I admit that I am ashamed of how Western Europe is handling the Ukraine issue, just as I am in a constant state of disbelief whenever I watch or browse mainstream media outlets. Also, I am weary of voicing my opinion about the Ukraine war when talking to friends, because my views advocating for a peace deal have now become fringe and I don’t want to be labelled some kind of “Putin apologist”. Indeed, the only German political party that is strongly advocating for a peace deal is the far-right nationalist AfD (just as LePen in France and Orbán in Hungary are). The German Left (Die Linke) is at least for the most part against weapon deliveries but they are currently preoccupied with a #metoo scandal. What a dismal state for our public discourse to be in.
Why can’t Europe find its own voice and mediate in the Ukraine conflict so that we may find a way to restore peace, stability and prosperity to our continent? I reject the often voiced concept of a new bipolar world order emerging, leading to a clash between “democracies” and “autocracies”. Rather than being dragged into this new cold war, European leaders must stop acting as mere conduits for US policy and our media must stop echoing the talking points of US media outlets (which currently sums up as “weapons, weapons, weapons”). We should realize that it is the crisis of our own western democracies, the gross social inequality, the degradation of the working and middle class, the failure to modernize our energy infrastructure and address the climate crisis that has caused China and Russia to challenge the West ever more successfully. It follows that we must look inward to address this challenge and I trust Europe to have far better answers than our US partners, whose two-party political system is in deep crisis and its overgrown military industrial complex makes real change hard if not impossible. Indeed even on Ukraine, there were EU initiatives to stabilize the situation: the Minsk Accords, negotiated with German-French mediation (“Normandy format”), of which nobody talks anymore even though they should be the basis of a new peace deal along with a form of neutrality for Ukraine.
So the EU must learn again to think and act as a sovereign entity.

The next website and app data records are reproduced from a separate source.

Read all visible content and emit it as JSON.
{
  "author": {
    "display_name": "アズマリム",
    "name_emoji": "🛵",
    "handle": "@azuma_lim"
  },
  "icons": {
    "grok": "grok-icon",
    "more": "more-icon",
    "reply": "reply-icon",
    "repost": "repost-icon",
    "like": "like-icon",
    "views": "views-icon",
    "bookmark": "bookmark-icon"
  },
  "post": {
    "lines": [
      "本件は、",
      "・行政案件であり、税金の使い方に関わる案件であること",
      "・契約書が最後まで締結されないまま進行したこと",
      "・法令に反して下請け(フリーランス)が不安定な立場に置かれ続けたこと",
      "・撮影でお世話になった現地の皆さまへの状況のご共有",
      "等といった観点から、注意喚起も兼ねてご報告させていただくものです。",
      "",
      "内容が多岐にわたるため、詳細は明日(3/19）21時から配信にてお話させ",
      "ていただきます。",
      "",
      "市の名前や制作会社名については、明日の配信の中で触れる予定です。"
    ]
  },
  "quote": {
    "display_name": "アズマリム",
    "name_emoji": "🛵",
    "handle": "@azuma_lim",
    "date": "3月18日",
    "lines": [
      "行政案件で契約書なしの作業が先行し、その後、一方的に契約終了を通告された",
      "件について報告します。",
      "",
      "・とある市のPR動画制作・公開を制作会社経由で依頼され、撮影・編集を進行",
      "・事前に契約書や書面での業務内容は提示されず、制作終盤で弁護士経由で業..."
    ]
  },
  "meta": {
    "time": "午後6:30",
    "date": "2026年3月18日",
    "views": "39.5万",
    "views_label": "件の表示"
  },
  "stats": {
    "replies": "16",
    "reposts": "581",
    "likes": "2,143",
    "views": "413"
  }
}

Otherwise it will be the EU’s undoing, and with this the end of a dream of European integration I spent my formative years growing up in. Yesterday, it was the 19th anniversary of my country of birth, Hungary, joining the EU. Well, what a day to be alive. It’s not too late yet - let’s begin by negotiating a good peace deal for Ukraine.